**Required action**: Report only the number of lines that contain the string "Component" in the records below.

--- START ---

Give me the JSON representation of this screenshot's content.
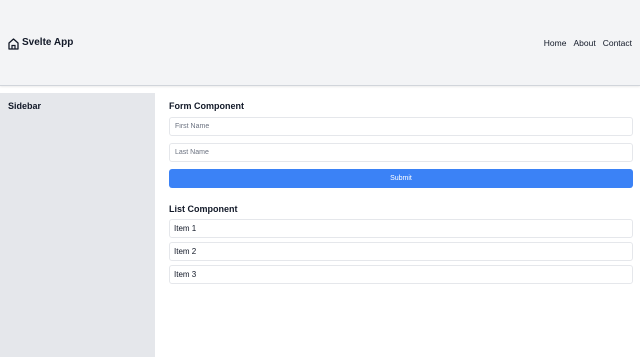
{
  "header": {
    "app_title": "Svelte App",
    "brand_icon": "home-icon",
    "nav": [
      "Home",
      "About",
      "Contact"
    ]
  },
  "sidebar": {
    "title": "Sidebar"
  },
  "form": {
    "title": "Form Component",
    "first_name_placeholder": "First Name",
    "last_name_placeholder": "Last Name",
    "submit_label": "Submit",
    "submit_color": "#3b82f6"
  },
  "list": {
    "title": "List Component",
    "items": [
      "Item 1",
      "Item 2",
      "Item 3"
    ]
  }
}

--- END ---

**Answer space**: 2